It is getting increasingly hard to argue for modernity as a temporally and territorially limited category in origin, as the gift of Europe to humanity during the 18th to 20th centuries with industry, electoral democracy, capitalism, individualism, secularism, etc as its hallmarks. The discipline has come to recognise that this world of ours has evolved as a cumulative effect of a range of contributions by all societies and civilisations in various spheres and varying degrees throughout the past in terms of crops or crafts, trade or transport, culture or philosophy, concepts or aesthetics, you name it.
One specific feature that is attributed to modernity is the fast pace of change. It, however, ignores that the pace of change itself is the cumulative effect of the past. It also ignores that several clusters of innovations at various time periods in different societies accelerated encompassing changes with universal impact. Just two quick examples. The inventions/evolution of advanced compass, gunpowder, and printing in China in the 9th-10th centuries were soon to overwhelm the world quickly, by the standards of those times. The shift of European agriculture from two-field to three-field rotation in the first two centuries after 1000 AD gave it a 100 per cent increase in food availability, which led to rapid, comprehensive transformation of its social, economic, even political landscape with far-reaching consequences beyond its boundaries. The world was rapidly “modernised” in pronounced ways. Stories of this kind are on record in various regions and times. It is also evident in current historiography that besides commodities, techniques, ideas and concepts were travelling around vast stretches of the globe at a much faster pace over the centuries and the millennia than had been given credit, a denial predicated upon the notion of stagnation and the dark ages. Much change inheres in continuity even as much continuity is embedded in change.
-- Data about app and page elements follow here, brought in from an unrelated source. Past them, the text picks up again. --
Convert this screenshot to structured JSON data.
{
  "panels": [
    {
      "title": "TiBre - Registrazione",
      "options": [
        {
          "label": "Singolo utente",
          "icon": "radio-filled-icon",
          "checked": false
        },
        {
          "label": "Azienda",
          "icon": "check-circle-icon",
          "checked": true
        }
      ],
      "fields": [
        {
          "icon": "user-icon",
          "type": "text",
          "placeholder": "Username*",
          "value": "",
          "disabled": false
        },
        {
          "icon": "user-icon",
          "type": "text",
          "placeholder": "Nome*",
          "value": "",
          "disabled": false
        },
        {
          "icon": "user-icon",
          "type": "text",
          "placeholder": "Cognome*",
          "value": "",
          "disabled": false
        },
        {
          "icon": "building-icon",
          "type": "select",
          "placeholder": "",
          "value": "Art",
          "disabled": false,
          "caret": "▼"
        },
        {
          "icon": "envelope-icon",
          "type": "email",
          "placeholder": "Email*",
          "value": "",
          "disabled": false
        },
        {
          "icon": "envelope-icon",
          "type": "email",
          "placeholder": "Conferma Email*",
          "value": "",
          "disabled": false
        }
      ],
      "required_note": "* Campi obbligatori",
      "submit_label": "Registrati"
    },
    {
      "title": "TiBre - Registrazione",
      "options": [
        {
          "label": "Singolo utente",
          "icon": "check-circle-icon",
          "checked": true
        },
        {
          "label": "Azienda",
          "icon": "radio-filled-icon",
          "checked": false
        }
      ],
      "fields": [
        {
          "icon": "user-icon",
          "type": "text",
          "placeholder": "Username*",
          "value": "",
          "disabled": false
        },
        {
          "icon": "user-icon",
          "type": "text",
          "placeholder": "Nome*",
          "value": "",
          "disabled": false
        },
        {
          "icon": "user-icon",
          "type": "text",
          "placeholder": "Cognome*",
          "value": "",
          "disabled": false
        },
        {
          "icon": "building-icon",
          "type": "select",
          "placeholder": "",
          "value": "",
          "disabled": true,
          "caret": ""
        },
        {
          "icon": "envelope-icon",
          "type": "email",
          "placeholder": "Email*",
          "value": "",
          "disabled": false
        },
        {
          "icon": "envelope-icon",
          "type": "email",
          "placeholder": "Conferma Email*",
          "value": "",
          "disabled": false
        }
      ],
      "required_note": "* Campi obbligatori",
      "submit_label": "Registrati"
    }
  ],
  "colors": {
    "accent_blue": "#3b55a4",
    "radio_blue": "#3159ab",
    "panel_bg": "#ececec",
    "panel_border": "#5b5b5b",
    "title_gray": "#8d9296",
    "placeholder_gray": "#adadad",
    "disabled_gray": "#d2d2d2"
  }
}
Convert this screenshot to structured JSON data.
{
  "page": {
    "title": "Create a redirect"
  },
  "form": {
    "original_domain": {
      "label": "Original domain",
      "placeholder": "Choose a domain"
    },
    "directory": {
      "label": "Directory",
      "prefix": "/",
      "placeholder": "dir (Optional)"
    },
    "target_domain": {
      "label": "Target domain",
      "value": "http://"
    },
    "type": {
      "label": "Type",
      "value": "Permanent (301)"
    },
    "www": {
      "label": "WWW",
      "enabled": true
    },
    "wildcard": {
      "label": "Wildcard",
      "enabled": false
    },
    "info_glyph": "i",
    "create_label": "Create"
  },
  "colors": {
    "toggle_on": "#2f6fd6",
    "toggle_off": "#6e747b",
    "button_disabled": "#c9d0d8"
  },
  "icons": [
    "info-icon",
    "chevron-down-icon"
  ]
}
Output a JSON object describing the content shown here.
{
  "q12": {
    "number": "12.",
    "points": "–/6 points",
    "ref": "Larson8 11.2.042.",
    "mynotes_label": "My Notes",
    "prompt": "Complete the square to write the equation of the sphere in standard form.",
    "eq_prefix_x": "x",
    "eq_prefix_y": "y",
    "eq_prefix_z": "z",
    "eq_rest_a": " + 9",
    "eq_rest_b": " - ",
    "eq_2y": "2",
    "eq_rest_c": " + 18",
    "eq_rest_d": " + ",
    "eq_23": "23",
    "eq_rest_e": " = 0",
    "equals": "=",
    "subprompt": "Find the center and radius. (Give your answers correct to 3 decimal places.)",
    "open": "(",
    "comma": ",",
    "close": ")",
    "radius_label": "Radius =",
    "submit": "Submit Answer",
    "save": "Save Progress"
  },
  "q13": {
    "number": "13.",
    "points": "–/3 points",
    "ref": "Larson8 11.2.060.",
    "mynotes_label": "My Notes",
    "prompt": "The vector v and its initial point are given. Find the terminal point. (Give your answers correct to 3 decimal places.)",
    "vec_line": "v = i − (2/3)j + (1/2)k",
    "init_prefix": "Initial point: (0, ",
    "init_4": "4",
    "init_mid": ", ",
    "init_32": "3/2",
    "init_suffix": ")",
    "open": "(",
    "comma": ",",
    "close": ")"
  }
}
Thus, as the perspectives of history are getting redefined, do we still need the old temporal straitjackets, the old labels? It must be emphasised that however “modern” and its derivatives are modified, there is no getting away from the value embedded in these which singularly locates rationality in Europe and to a certain period. What is left to other regions is to assess their proximity to the model in a sort of “me-too-ism” exercise.
How do we then escape the trap? The fact that the tripartite division is a rather recent conceptual construct which is getting constantly modified underlines its transience. In another century or two, it is most likely to be displaced by some other construct, less burdened with a baggage. Perhaps we could anticipate some of that transition by studying history in more value-neutral temporal brackets, like centuries: How societies/economies/cultures changed from, say, 5th to 10th or 14th to 18th centuries? How much more useful it would be to drop “medieval” or “early modern” from it! In the end, these terms have become more like slogans than helpful analytical categories.